Richfield Brewery the next big thing for Historic District

A timber frame pergola with benches will be created on the northeast corner of the property as a public corner to provide a shaded resting place for pedestrians. Photos submitted by M. Lyzt. 

by Sheldon Ocker

Richfield Village officials have been on a mission to energize the downtown Historic District and turn it into something of a destination zone.

The logo for the Richfield Brewing Company encompasses the image of a wheel that Lyzt found on the property. 

The influx of Cleveland water, additional parking and burying electric lines serve that objective, as does Olesia’s Taverne of Richfield. Now, along comes Mike Lytz, who owns Sarah’s Vineyard on Steels Corners Road in Cuyahoga Falls. Lytz and his wife Margaret, who died in May 2022, began searching more than two years ago for property on which to build a craft brewery and restaurant.

Vacant land south of Wheatley Road and east of Brecksville Road caught the couple’s attention in 2021, and they sought a meeting with village administrators.

“Brian Frantz [village director of planning, zoning and economic development] said he might have a better option,’’ Lytz said.

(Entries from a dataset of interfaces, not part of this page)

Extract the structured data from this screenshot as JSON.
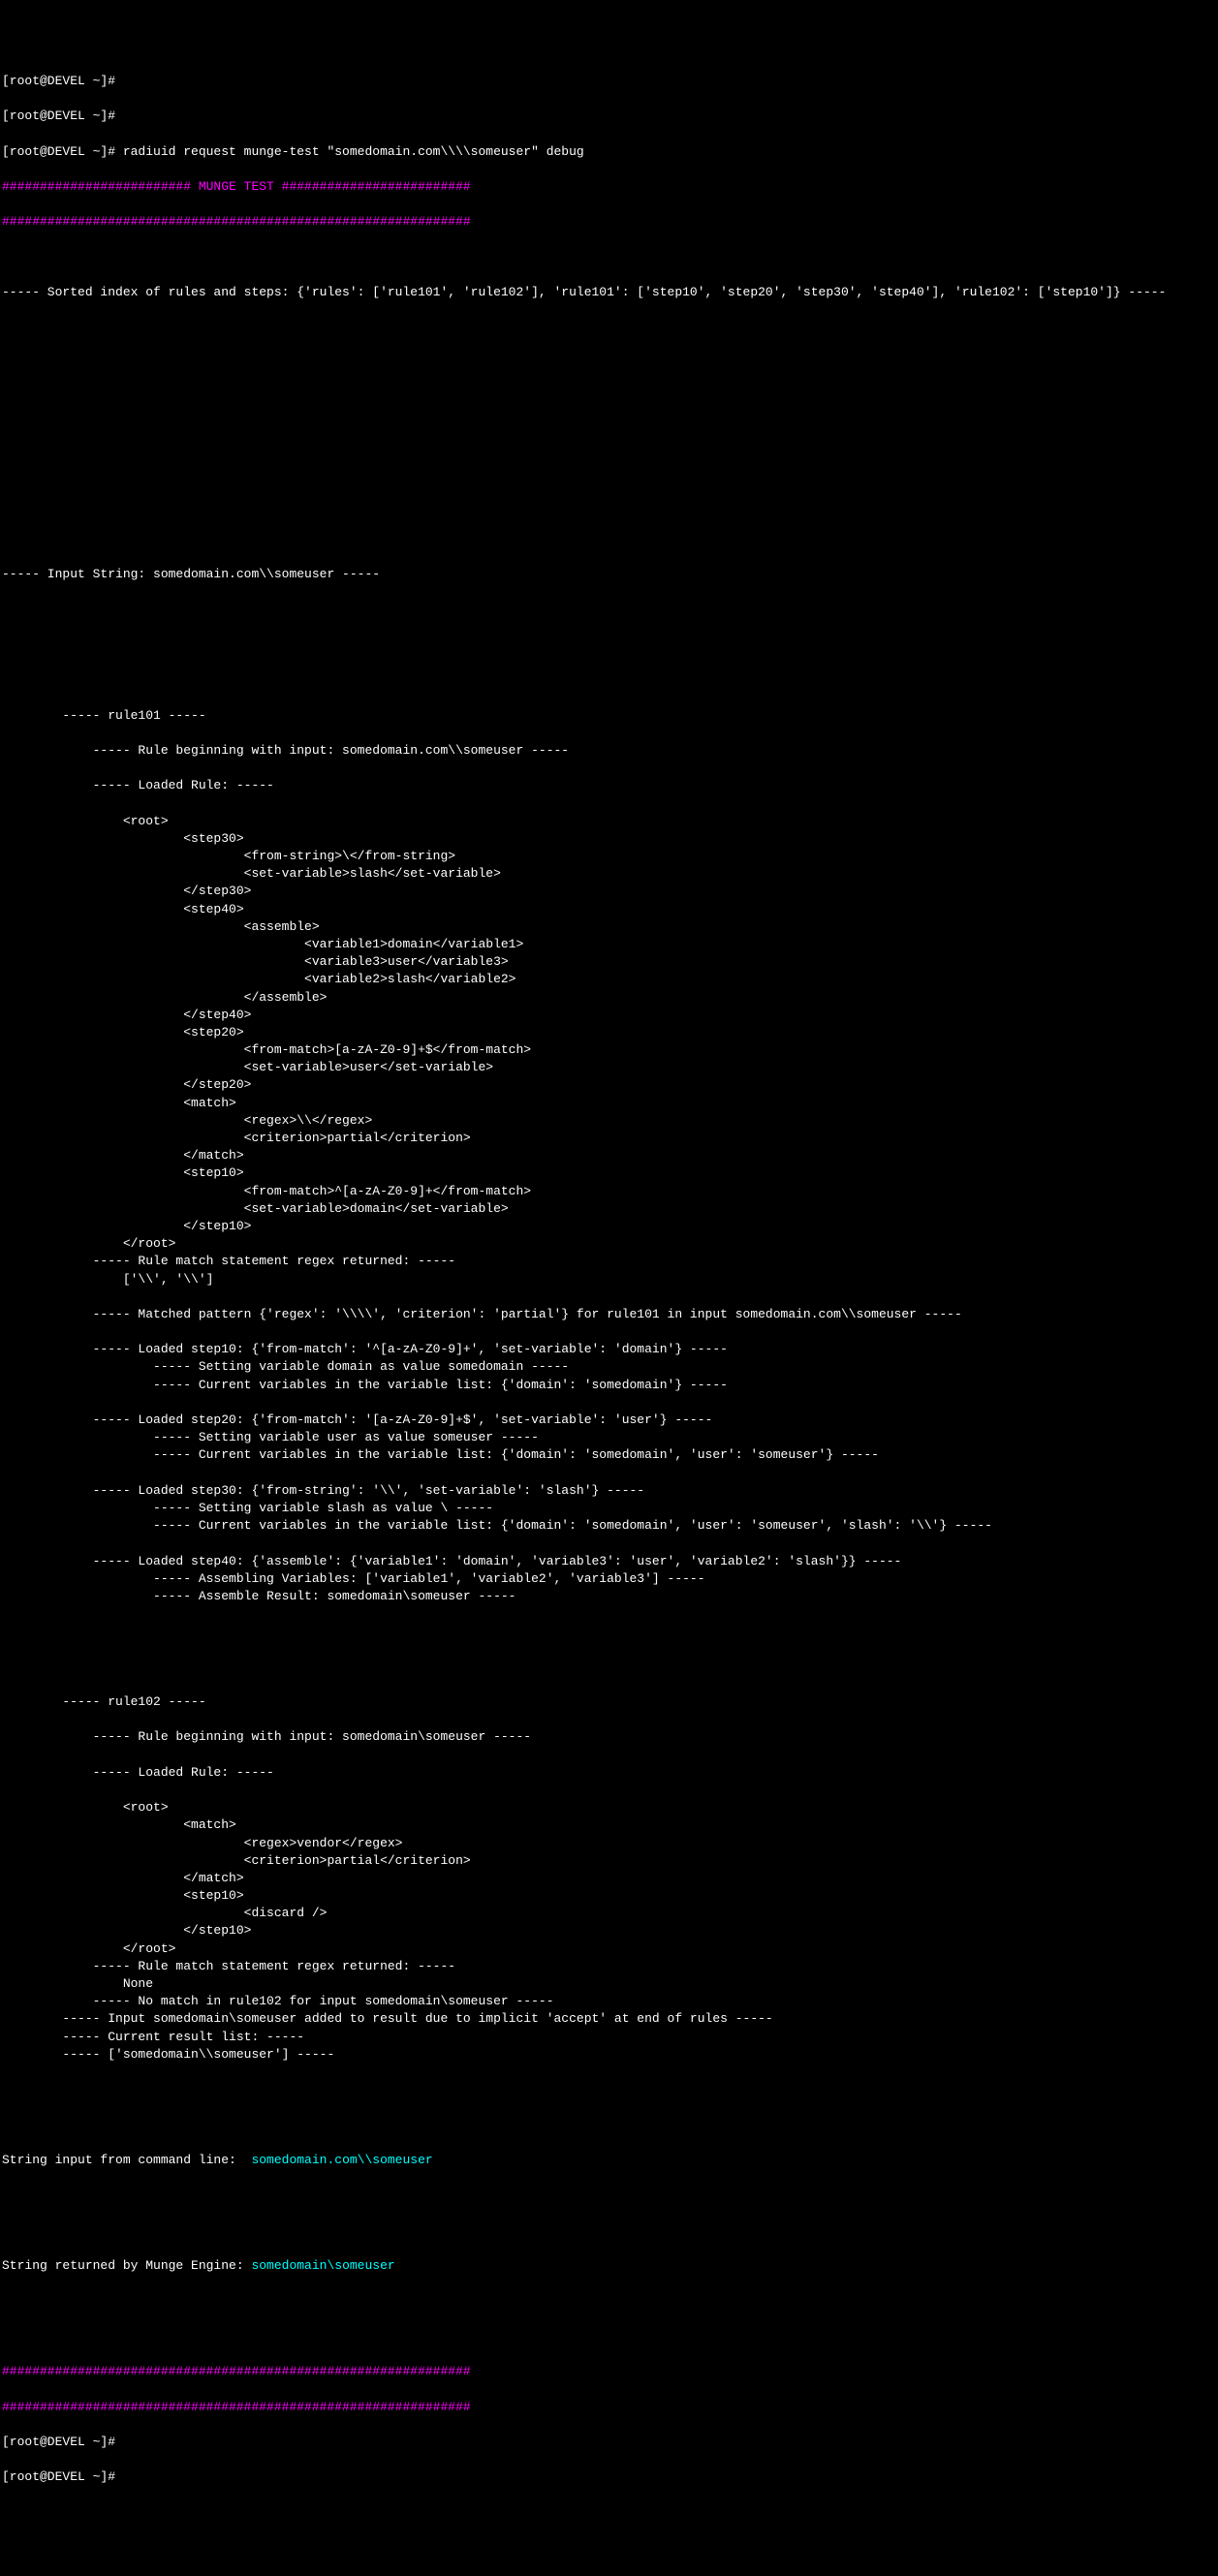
{
  "prompts": [
    "[root@DEVEL ~]#",
    "[root@DEVEL ~]#",
    "[root@DEVEL ~]# radiuid request munge-test \"somedomain.com\\\\\\\\someuser\" debug"
  ],
  "header1": "######################### MUNGE TEST #########################",
  "header2": "##############################################################",
  "sortedIndex": "----- Sorted index of rules and steps: {'rules': ['rule101', 'rule102'], 'rule101': ['step10', 'step20', 'step30', 'step40'], 'rule102': ['step10']} -----",
  "inputString": "----- Input String: somedomain.com\\\\someuser -----",
  "rule101": {
    "title": "        ----- rule101 -----",
    "begin": "            ----- Rule beginning with input: somedomain.com\\\\someuser -----",
    "loaded": "            ----- Loaded Rule: -----",
    "xml": [
      "                <root>",
      "                        <step30>",
      "                                <from-string>\\</from-string>",
      "                                <set-variable>slash</set-variable>",
      "                        </step30>",
      "                        <step40>",
      "                                <assemble>",
      "                                        <variable1>domain</variable1>",
      "                                        <variable3>user</variable3>",
      "                                        <variable2>slash</variable2>",
      "                                </assemble>",
      "                        </step40>",
      "                        <step20>",
      "                                <from-match>[a-zA-Z0-9]+$</from-match>",
      "                                <set-variable>user</set-variable>",
      "                        </step20>",
      "                        <match>",
      "                                <regex>\\\\</regex>",
      "                                <criterion>partial</criterion>",
      "                        </match>",
      "                        <step10>",
      "                                <from-match>^[a-zA-Z0-9]+</from-match>",
      "                                <set-variable>domain</set-variable>",
      "                        </step10>",
      "                </root>",
      "            ----- Rule match statement regex returned: -----",
      "                ['\\\\', '\\\\']",
      "",
      "            ----- Matched pattern {'regex': '\\\\\\\\', 'criterion': 'partial'} for rule101 in input somedomain.com\\\\someuser -----",
      "",
      "            ----- Loaded step10: {'from-match': '^[a-zA-Z0-9]+', 'set-variable': 'domain'} -----",
      "                    ----- Setting variable domain as value somedomain -----",
      "                    ----- Current variables in the variable list: {'domain': 'somedomain'} -----",
      "",
      "            ----- Loaded step20: {'from-match': '[a-zA-Z0-9]+$', 'set-variable': 'user'} -----",
      "                    ----- Setting variable user as value someuser -----",
      "                    ----- Current variables in the variable list: {'domain': 'somedomain', 'user': 'someuser'} -----",
      "",
      "            ----- Loaded step30: {'from-string': '\\\\', 'set-variable': 'slash'} -----",
      "                    ----- Setting variable slash as value \\ -----",
      "                    ----- Current variables in the variable list: {'domain': 'somedomain', 'user': 'someuser', 'slash': '\\\\'} -----",
      "",
      "            ----- Loaded step40: {'assemble': {'variable1': 'domain', 'variable3': 'user', 'variable2': 'slash'}} -----",
      "                    ----- Assembling Variables: ['variable1', 'variable2', 'variable3'] -----",
      "                    ----- Assemble Result: somedomain\\someuser -----"
    ]
  },
  "rule102": {
    "title": "        ----- rule102 -----",
    "begin": "            ----- Rule beginning with input: somedomain\\someuser -----",
    "loaded": "            ----- Loaded Rule: -----",
    "xml": [
      "                <root>",
      "                        <match>",
      "                                <regex>vendor</regex>",
      "                                <criterion>partial</criterion>",
      "                        </match>",
      "                        <step10>",
      "                                <discard />",
      "                        </step10>",
      "                </root>",
      "            ----- Rule match statement regex returned: -----",
      "                None",
      "            ----- No match in rule102 for input somedomain\\someuser -----",
      "        ----- Input somedomain\\someuser added to result due to implicit 'accept' at end of rules -----",
      "        ----- Current result list: -----",
      "        ----- ['somedomain\\\\someuser'] -----"
    ]
  },
  "inputLine": {
    "prefix": "String input from command line:  ",
    "value": "somedomain.com\\\\someuser"
  },
  "returnLine": {
    "prefix": "String returned by Munge Engine: ",
    "value": "somedomain\\someuser"
  },
  "footer1": "##############################################################",
  "footer2": "##############################################################",
  "footerPrompts": [
    "[root@DEVEL ~]#",
    "[root@DEVEL ~]#"
  ]
}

That option was 3871 Broadview Rd., in the heart of the Historic District. Village residents knew that address. It was the former office of Dr. Randolph Heinle, an icon of the community who, in 2018, retired at 80, after 55 years of practicing medicine.

Lytz liked the location and purchased two-thirds of an acre (the entire property encompasses 1.83 acres) for $215,000 from the village, which purchased the land from the Heinle estate to control its future use.

The first dirt was scheduled to be moved on May 22, and Lytz is hoping to hold a ceremonial groundbreaking in June. He estimates construction of the 5,000-square-foot Richfield Brewing Company will take nine months and hopes to be open to the public early in 2024.

But before he is ready to entertain customers, Lytz said he needs a head start of at least a month to begin making beer before opening. Beer will be the star of the show.

The number and types of beers made at the brewery hasn’t been definitively determined, but Lytz has brainstormed several names:

Minute Man Lager, One If by Land (single malt), Two If by Sea (double malt), all tributes to Revere Schools; Kirby’s Mill Marzen, which references one of Richfield’s historic citizens; John Brown Ale and Safe House Stout, recognizing the part Richfield played in the Underground Railroad; and Dewey Decimal Double Malt, because even the library wants to be in on the action.

“They were excited about our being here and asked us to think of a library name,’’ Lytz said. The Richfield branch of the Akron-Summit Public Library is a couple of hundred steps from the brewery site.

A wellhouse dating from the 1800s, Lytz was told, still stands on the property.

“It’s a hand dug well, lined with stones; you can see the water down there,’’ Lytz said. “The roof is timber frame shingles and it sits on a stone base.’’

Lytz plans to keep the structure and turn it into a wishing well dedicated to Margaret, with proceeds going to the Bath-Richfield Kiwanis.

The well also prompted a beer name: Wishing Well Wheat.

“The doctor ran his whole practice from that well,’’ Lytz said. “And the county said it has no record of it.’’

Lytz wanted to use water from the well in landscaping the property, but the county said the well must be sealed.

Plans are for the interior of the building to accommodate 175 customers with room for 50 more outdoors on two patios. Lytz said the design will be “upscale industrial.’’

He has collected parts and pieces from some unconventional places. He acquired several pews (that he will cover with cushions) from the African Orthodox Methodist Church in Coshocton. The brewing equipment came from the defunct John Harvard Brewing Company in Framingham, Mass., a suburb of Boston.

There are tables from Akron’s iconic West Hill Hardware that closed in 2021 after 90 years, and Lytz will use a fireplace and some stones from the demolished Heinle house.

Lytz obtained a bar from a Miami Beach house converted to a speakeasy during prohibition. But no patrons will be bellying up to this bar. The bar will be used exclusively as a service bar for bartenders and servers.

The menu hasn’t been firmed up, but Lytz said the restaurant will be casual; there are plans for an outdoor wood-fired pizza kitchen. “You’ll be able to get everything from a salad to a steak, but it won’t be pages and pages of stuff.’’

Customers will be able to order a beer and buy it retail. Liquor and wine will be available but not in endless variety. And because of a state law, Lytz cannot sell wine made at Sarah’s Vineyard. The emphasis will be on craft beer. ∞